The fight against corruption has dominated the public scene in the Lebanon, especially after the country celebrated ending many months of a political logjam and the formation of a new government last January.
Driven by the dire economic need to access some $11 billion in soft loans and grants, pledged last year at the CEDRE conference in Paris, the Lebanon is on a mission to introduce table-turning reforms which are conditional for unlocking a valuable aid package.
Naturally, nepotism and political patronage, which have long-plagued the country’s bureaucracies, figured high on the state’s anti-corruption agenda, next to shadiness associated with the judiciary, electricity file and institutional squandering.
According to the Parliament’s Budget and Finance Committee, unmerited employment, a tool often used by politicians to seduce voters, resulted in the hiring of thousands across state departments on the eve of the 2018 general elections.
MP Jihad al-Samad, who is partaking in ongoing investigations into illegal hiring in the public sector, says the topic has drawn the attention of all political parties who had vouched to reform.
Samad, in an interview with 7D News, says that “political parties in power say that they are serious in the fight against corruption, and these public hires were inspired by Lebanon’s confessional system,” a matter which makes everyone a knowing culprit.
“If these parties are serious in their anti-corruption endeavours, they should act swiftly,” he adds.
Samad also explains that the suspicious hires cited by the Budget and Finance Committee were made in violation of Article 21 of the salary scale law for civil servants and public employees.
The law, which was ratified in 2017, called for the suspension of all forms of public sector hiring and ordered conducting a comprehensive survey of state institutions in order to spot discrepancies and asses needs.
“Ministries have recruited beyond what is permitted -- even if the hire was ordered by a ministerial decree, it remains illegal, because even the Council of Ministers is limited by the above-mentioned law,” Samad says.
While Samad hopes that “the follow-up committee finds actual results, especially with data showing at least 12,000 military and civil servant appointees having been employed illegally and draining state resources”, he left room for doubt saying, “We are working seriously and if we do not reach an outcome, the obstruction would then be political --each party will need to shoulder its responsibilities".

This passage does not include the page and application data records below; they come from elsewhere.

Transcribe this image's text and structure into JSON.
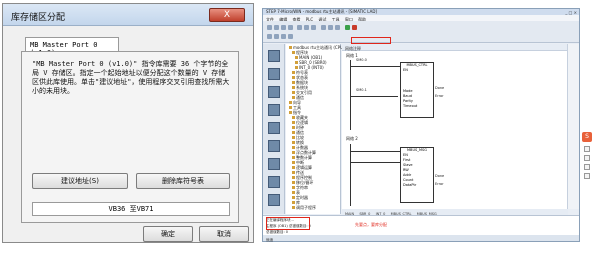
{
  "dialog": {
    "title": "库存储区分配",
    "close_label": "X",
    "tab_label": "MB Master Port 0 (v1.0)",
    "description": "\"MB Master Port 0 (v1.0)\" 指令库需要 36 个字节的全局 V 存储区。指定一个起始地址以便分配这个数量的 V 存储区供此库使用。单击\"建议地址\"，使用程序交叉引用查找所需大小的未用块。",
    "suggest_button": "建议地址(S)",
    "delete_button": "删除库符号表",
    "address_range": "VB36  至VB71",
    "ok_button": "确定",
    "cancel_button": "取消"
  },
  "ide": {
    "title": "STEP 7-Micro/WIN - modbus rtu主站通讯 - [SIMATIC LAD]",
    "window_buttons": "_ □ ×",
    "menu": [
      "文件",
      "编辑",
      "查看",
      "PLC",
      "调试",
      "工具",
      "窗口",
      "帮助"
    ],
    "tree_items": [
      "modbus rtu主站通讯 (CPU 224XP)",
      "程序块",
      "MAIN (OB1)",
      "SBR_0 (SBR0)",
      "INT_0 (INT0)",
      "符号表",
      "状态表",
      "数据块",
      "系统块",
      "交叉引用",
      "通信",
      "向导",
      "工具",
      "指令",
      "收藏夹",
      "位逻辑",
      "时钟",
      "通信",
      "比较",
      "转换",
      "计数器",
      "浮点数计算",
      "整数计算",
      "中断",
      "逻辑运算",
      "传送",
      "程序控制",
      "移位/循环",
      "字符串",
      "表",
      "定时器",
      "库",
      "调用子程序"
    ],
    "editor_header": "网络注释",
    "network1_label": "网络 1",
    "network2_label": "网络 2",
    "contact1": "SM0.0",
    "contact2": "SM0.1",
    "block1_title": "MBUS_CTRL",
    "block1_pins": [
      "EN",
      "Mode",
      "Baud",
      "Parity",
      "Timeout"
    ],
    "block1_outs": [
      "Done",
      "Error"
    ],
    "block2_title": "MBUS_MSG",
    "block2_pins": [
      "EN",
      "First",
      "Slave",
      "RW",
      "Addr",
      "Count",
      "DataPtr"
    ],
    "block2_outs": [
      "Done",
      "Error"
    ],
    "tabs": [
      "MAIN",
      "SBR_0",
      "INT_0",
      "MBUS_CTRL",
      "MBUS_MSG"
    ],
    "output_lines": [
      "正在编译程序块...",
      "主程序 (OB1) 总错误数目: 0",
      "总错误数目: 0"
    ],
    "status_text": "就绪",
    "note_top": "库存储区",
    "note_bottom": "先要点，要库分配",
    "badge": "S"
  },
  "colors": {
    "title_close": "#c0402d",
    "annotation_red": "#e0261b",
    "badge_orange": "#e8613a"
  }
}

“Article 13 is also clear and stipulates that any employment that does not comply with legal requirements is unlawful, and therefore void," Samad stresses.
Un-planned, Discretionary Hires Cost Lebanese State Millions
Some figures predict there are as many as 300,000 employees enrolled in the public sector. Such a figure is shocking as it is one of the highest worldwide and represents nearly 25% of the small Levantine country’s entire workforce.
Information International, a leading Beirut-based research consultancy, says that 65% of government spending goes to paying the public sector’s workforce; out of an estimated $12.5 billion in annual state revenues, $8 billion are spent on the salaries of public servants.
Expert economist Elie Yashuei says that excessive and random hiring has cost the state’s treasury a minimum of $500 million annually, a figure accounting for 10% of the national budget deficit and which excludes end-of-service and pension costs.
This amount could have been used to repair a power plant that is responsible for nearly 32% of the public deficit alone, Yashuei tells 7D News.
Even if the situation is corrected, the state will not be able to take back what has been misspent, but it will be able to reduce future expenses, he adds.
Whilst underscoring the need for a comprehensive and official survey that produces accurate information on all those on the public sector payroll, such as terms of employment, post held and whether or not they are necessary, Yashuei says that deeply-rooted political patronage and sectarian interests make it very difficult to regulate public sector employment, unless a serious decision is made to end the years-long era of discretionary hiring.
Unsystematic hiring is one of the many faults, such as tax and customs evasion and much more, depleting Lebanon’s national resources, he adds. Though he says it is good to start “somewhere”.
“We hope to see results, despite our experience in how corruption-linked files are handled,” Yashuei said in an oblique hint at Lebanon’s malfeasance-rich history.
A study by the World Bank revealed that the cost of corruption in Lebanon amounts to 10 billion dollars annually, half of which is in direct and internal losses within public administrations.